"People looking for a good time," said Blake Christiana, the lead singer of Yarn. "Our music isn't difficult to understand or to feel or to move to, regardless of where you're from. As far as musical differences of those groups of people, half of those Brooklyn hipsters wish they were from Texas, and the other half ARE from Texas."
'All blissed out'
The Brooklyn-based Americana/alternative country band got started nearly five years ago and in the meantime have racked up eight Grammy nominations and a slew of fans around the country. They play around 200 shows a year - roughly every weekend plus three or four month-long tours, one of which they're on now.
Life on the road isn't always peachy - the six band mates miss their friends and family, of course, but the positives generally outweigh any negatives.

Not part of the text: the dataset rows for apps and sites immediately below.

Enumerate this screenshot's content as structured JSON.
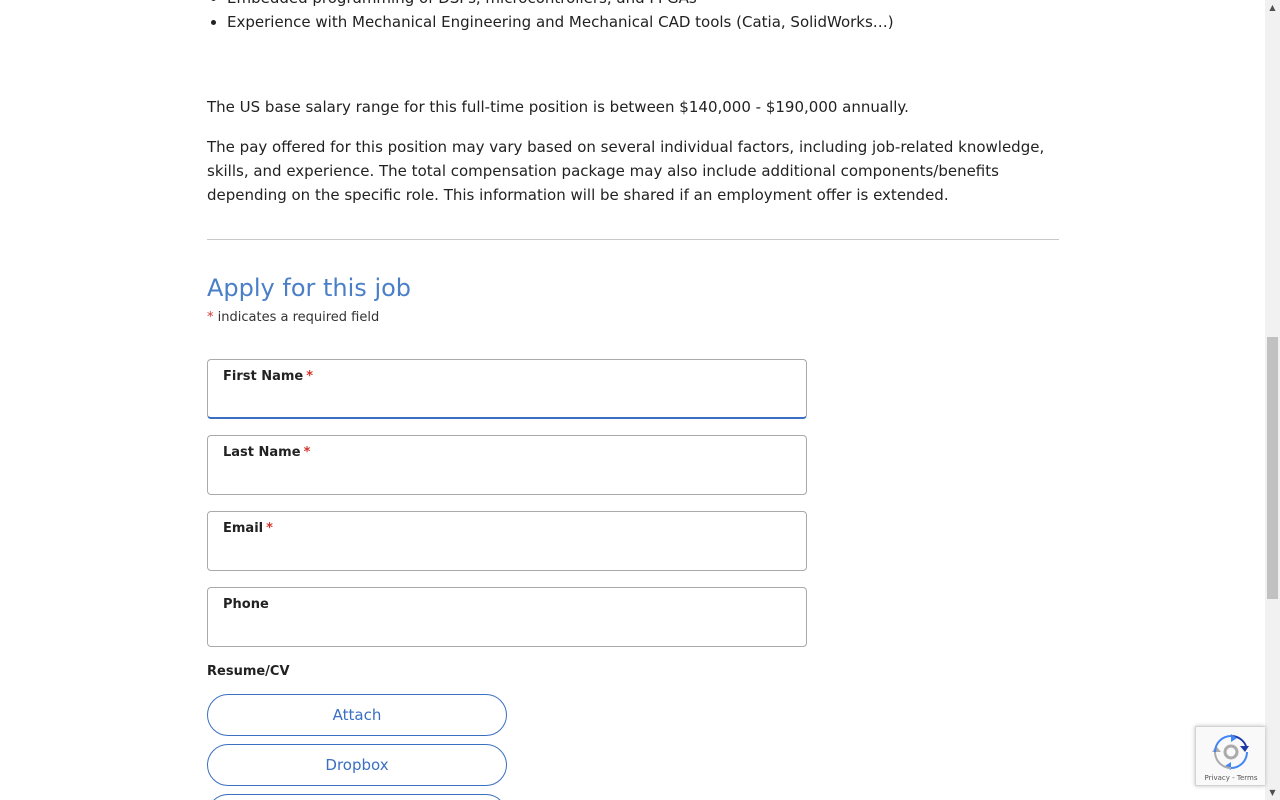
{
  "description": {
    "qualifications": [
      "Embedded programming of DSPs, microcontrollers, and FPGAs",
      "Experience with Mechanical Engineering and Mechanical CAD tools (Catia, SolidWorks…)"
    ],
    "salary_text": "The US base salary range for this full-time position is between $140,000 - $190,000 annually.",
    "pay_text": "The pay offered for this position may vary based on several individual factors, including job-related knowledge, skills, and experience. The total compensation package may also include additional components/benefits depending on the specific role. This information will be shared if an employment offer is extended."
  },
  "application": {
    "title": "Apply for this job",
    "required_star": "*",
    "required_note": "indicates a required field",
    "fields": [
      {
        "label": "First Name",
        "required": true,
        "value": ""
      },
      {
        "label": "Last Name",
        "required": true,
        "value": ""
      },
      {
        "label": "Email",
        "required": true,
        "value": ""
      },
      {
        "label": "Phone",
        "required": false,
        "value": ""
      }
    ],
    "resume_label": "Resume/CV",
    "buttons": {
      "attach": "Attach",
      "dropbox": "Dropbox"
    }
  },
  "recaptcha": {
    "terms": "Privacy - Terms"
  },
  "colors": {
    "accent": "#3a6fc2",
    "title": "#4a7fc8",
    "required": "#d0342c"
  },
  "icons": {
    "scroll_up": "triangle-up",
    "scroll_down": "triangle-down",
    "recaptcha": "recaptcha-logo"
  }
}
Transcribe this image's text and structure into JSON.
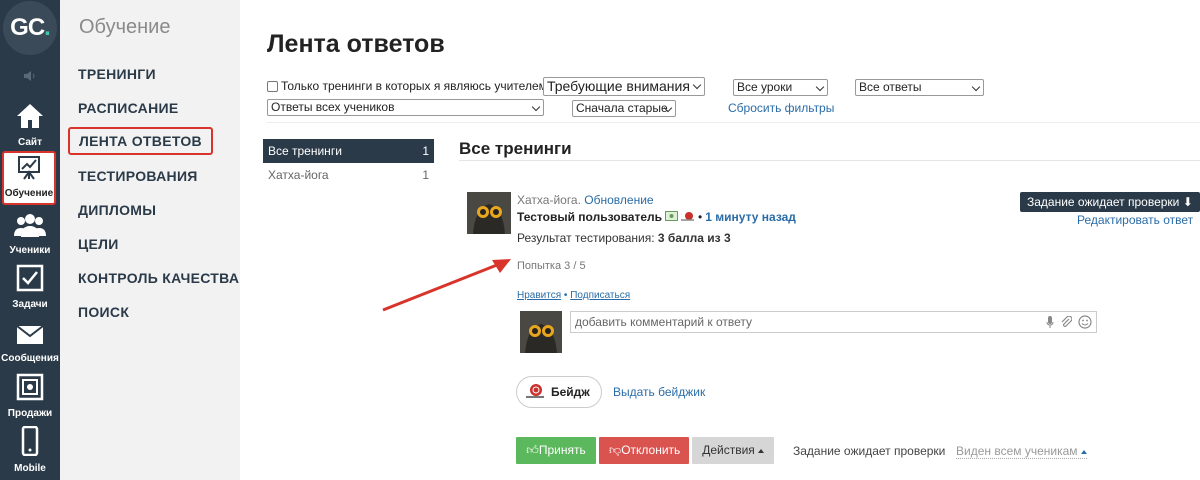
{
  "logo": {
    "text": "GC",
    "dot": "."
  },
  "rail": {
    "items": [
      {
        "label": "Сайт",
        "icon": "home-icon"
      },
      {
        "label": "Обучение",
        "icon": "chart-board-icon",
        "active": true
      },
      {
        "label": "Ученики",
        "icon": "users-icon"
      },
      {
        "label": "Задачи",
        "icon": "checkbox-icon"
      },
      {
        "label": "Сообщения",
        "icon": "envelope-icon"
      },
      {
        "label": "Продажи",
        "icon": "safe-icon"
      },
      {
        "label": "Mobile",
        "icon": "phone-icon"
      }
    ]
  },
  "menu": {
    "title": "Обучение",
    "items": [
      "ТРЕНИНГИ",
      "РАСПИСАНИЕ",
      "ЛЕНТА ОТВЕТОВ",
      "ТЕСТИРОВАНИЯ",
      "ДИПЛОМЫ",
      "ЦЕЛИ",
      "КОНТРОЛЬ КАЧЕСТВА",
      "ПОИСК"
    ],
    "active": "ЛЕНТА ОТВЕТОВ"
  },
  "page": {
    "title": "Лента ответов"
  },
  "filters": {
    "teacher_only_label": "Только тренинги в которых я являюсь учителем",
    "teacher_only_checked": false,
    "status": "Требующие внимания",
    "lessons": "Все уроки",
    "answers": "Все ответы",
    "students": "Ответы всех учеников",
    "order": "Сначала старые",
    "reset": "Сбросить фильтры"
  },
  "trainings": [
    {
      "name": "Все тренинги",
      "count": "1",
      "selected": true
    },
    {
      "name": "Хатха-йога",
      "count": "1",
      "selected": false
    }
  ],
  "content": {
    "section_title": "Все тренинги",
    "entry": {
      "training": "Хатха-йога.",
      "lesson": "Обновление",
      "user": "Тестовый пользователь",
      "bullet": "•",
      "time": "1 минуту назад",
      "result_label": "Результат тестирования:",
      "result_value": "3 балла из 3",
      "attempt": "Попытка 3 / 5",
      "await_button": "Задание ожидает проверки",
      "edit": "Редактировать ответ",
      "like": "Нравится",
      "like_sep": "•",
      "subscribe": "Подписаться",
      "comment_placeholder": "добавить комментарий к ответу",
      "badge_label": "Бейдж",
      "give_badge": "Выдать бейджик",
      "accept": "Принять",
      "reject": "Отклонить",
      "actions": "Действия",
      "status": "Задание ожидает проверки",
      "visibility": "Виден всем ученикам"
    }
  },
  "colors": {
    "rail": "#2b3a48",
    "accent_red": "#d9342b",
    "link": "#2a6ca7",
    "accept": "#5cb85c",
    "reject": "#d9534f"
  }
}
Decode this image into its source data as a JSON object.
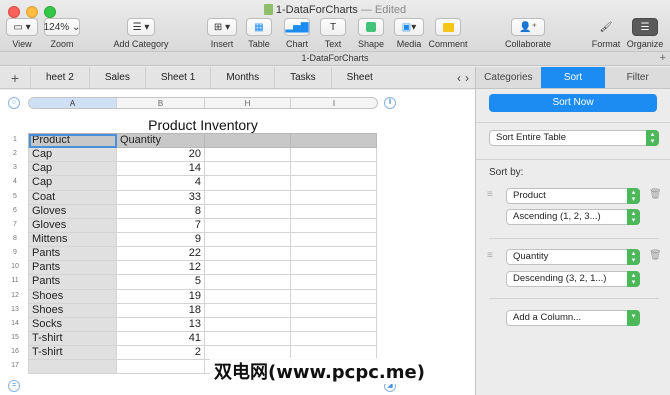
{
  "window": {
    "title": "1-DataForCharts",
    "status": "— Edited",
    "tab_title": "1-DataForCharts"
  },
  "toolbar": {
    "view": "View",
    "zoom": "Zoom",
    "zoom_value": "124%",
    "add_category": "Add Category",
    "insert": "Insert",
    "table": "Table",
    "chart": "Chart",
    "text": "Text",
    "shape": "Shape",
    "media": "Media",
    "comment": "Comment",
    "collaborate": "Collaborate",
    "format": "Format",
    "organize": "Organize"
  },
  "sheets": [
    "heet 2",
    "Sales",
    "Sheet 1",
    "Months",
    "Tasks",
    "Sheet"
  ],
  "columns": [
    "A",
    "B",
    "H",
    "I"
  ],
  "table": {
    "title": "Product Inventory",
    "headers": [
      "Product",
      "Quantity"
    ],
    "rows": [
      [
        "Cap",
        "20"
      ],
      [
        "Cap",
        "14"
      ],
      [
        "Cap",
        "4"
      ],
      [
        "Coat",
        "33"
      ],
      [
        "Gloves",
        "8"
      ],
      [
        "Gloves",
        "7"
      ],
      [
        "Mittens",
        "9"
      ],
      [
        "Pants",
        "22"
      ],
      [
        "Pants",
        "12"
      ],
      [
        "Pants",
        "5"
      ],
      [
        "Shoes",
        "19"
      ],
      [
        "Shoes",
        "18"
      ],
      [
        "Socks",
        "13"
      ],
      [
        "T-shirt",
        "41"
      ],
      [
        "T-shirt",
        "2"
      ],
      [
        "",
        ""
      ]
    ],
    "row_numbers": [
      "1",
      "2",
      "3",
      "4",
      "5",
      "6",
      "7",
      "8",
      "9",
      "10",
      "11",
      "12",
      "13",
      "14",
      "15",
      "16",
      "17"
    ]
  },
  "sidebar": {
    "tabs": [
      "Categories",
      "Sort",
      "Filter"
    ],
    "active_tab": "Sort",
    "sort_now": "Sort Now",
    "scope": "Sort Entire Table",
    "sort_by_label": "Sort by:",
    "rule1_column": "Product",
    "rule1_order": "Ascending (1, 2, 3...)",
    "rule2_column": "Quantity",
    "rule2_order": "Descending (3, 2, 1...)",
    "add_column": "Add a Column..."
  },
  "watermark": "双电网(www.pcpc.me)",
  "colors": {
    "accent": "#1c8cf3",
    "popup_arrow": "#4cb85a"
  }
}
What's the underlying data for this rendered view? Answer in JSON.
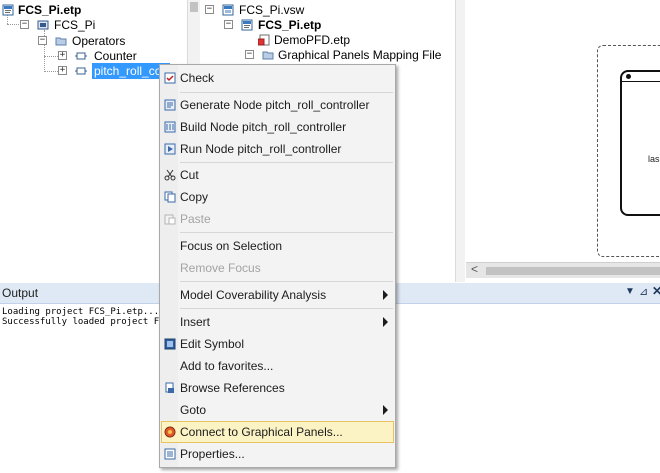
{
  "left_tree": {
    "root_label": "FCS_Pi.etp",
    "project_label": "FCS_Pi",
    "operators_label": "Operators",
    "counter_label": "Counter",
    "selected_label": "pitch_roll_con"
  },
  "mid_tree": {
    "root_label": "FCS_Pi.vsw",
    "project_label": "FCS_Pi.etp",
    "demo_label": "DemoPFD.etp",
    "panels_label": "Graphical Panels Mapping File"
  },
  "canvas": {
    "panel_text": "las"
  },
  "output": {
    "title": "Output",
    "lines": [
      "Loading project FCS_Pi.etp...",
      "Successfully loaded project FC"
    ]
  },
  "menu": {
    "items": [
      {
        "label": "Check",
        "icon": "check-icon"
      },
      {
        "label": "Generate Node pitch_roll_controller",
        "icon": "generate-icon"
      },
      {
        "label": "Build Node pitch_roll_controller",
        "icon": "build-icon"
      },
      {
        "label": "Run Node pitch_roll_controller",
        "icon": "run-icon"
      },
      {
        "label": "Cut",
        "icon": "scissors-icon"
      },
      {
        "label": "Copy",
        "icon": "copy-icon"
      },
      {
        "label": "Paste",
        "icon": "paste-icon",
        "disabled": true
      },
      {
        "label": "Focus on Selection"
      },
      {
        "label": "Remove Focus",
        "disabled": true
      },
      {
        "label": "Model Coverability Analysis",
        "submenu": true
      },
      {
        "label": "Insert",
        "submenu": true
      },
      {
        "label": "Edit Symbol",
        "icon": "edit-symbol-icon"
      },
      {
        "label": "Add to favorites..."
      },
      {
        "label": "Browse References",
        "icon": "browse-icon"
      },
      {
        "label": "Goto",
        "submenu": true
      },
      {
        "label": "Connect to Graphical Panels...",
        "icon": "connect-icon",
        "highlighted": true
      },
      {
        "label": "Properties...",
        "icon": "properties-icon"
      }
    ]
  },
  "colors": {
    "selection": "#3399ff",
    "menu_highlight": "#fcf3c4",
    "output_header": "#dfe8f5"
  }
}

"To look at the audience and see people's faces, all blissed-out, in 'the zone,' forgetting their troubles, that's a real prize," Christiana said. "Then there's the people who, after the performance, show us all sorts of kindness and generosity, opening their homes and their lives to us. And of course, getting to see all sorts of new places is exciting, though this aspect is somewhat limited by the fact that there's always the next gig that we have to go to."
That "next gig" is in Vail. The six members of the band will take the stage at the Vail Ale House tonight for a free show. Though they've toured through Colorado three times, and played a dozen shows or more around the state, it's their first time performing in Vail.
"What has stood out about these (Colorado) shows was the immediate, warm welcome from total strangers - strangers no longer - as well as a generally unhinged nature," Christiana said. "People seem to have little trouble finding fun here."
Going all-acoustic with Oates
Life for Yarn has been busy the past few months. The group is working on a new, all-acoustic album. There's a few songs on the album co-written with John Oates (of Hall and Oates acclaim), and he performs on the album as well.
"That's real exciting," Christiana said. "He's a really kind, sweet guy too, beside his load of talent and musical legacy."
And the band was recently in Nashville, where their manager, booking agency and producer all reside. Each time the band is there, it feels like a homecoming of sorts, Christiana said.
"Spirits were already high, but then the stage manager of the show we were doing, Music City Roots, told us there was a legend playing that night and would we like to jam?" Christiana said.
Turned out the legend was W.S. Holland, a drummer who worked with Carl Perkins and was one of the members of Johnny Cash's Tennessee Three. Holland even played drums on the 1955 Sun Records recording of "Blue Suede Shoes" written by Perkins, the song's original performer.
"After our performance he went straight to our drummer, Robert Bonhomme, and prodigiously complimented him," Christiana said. "He also praised one of our songs in particular, which mentions the great love between Johnny Cash and June Carter. Then, at the end of the night, we all got up and jammed 'Blue Suede Shoes' as promised. Let me tell you, he's still got it."
High Life Editor Caramie Schnell can be reached at 970-748-2984 or firstname.lastname@example.org.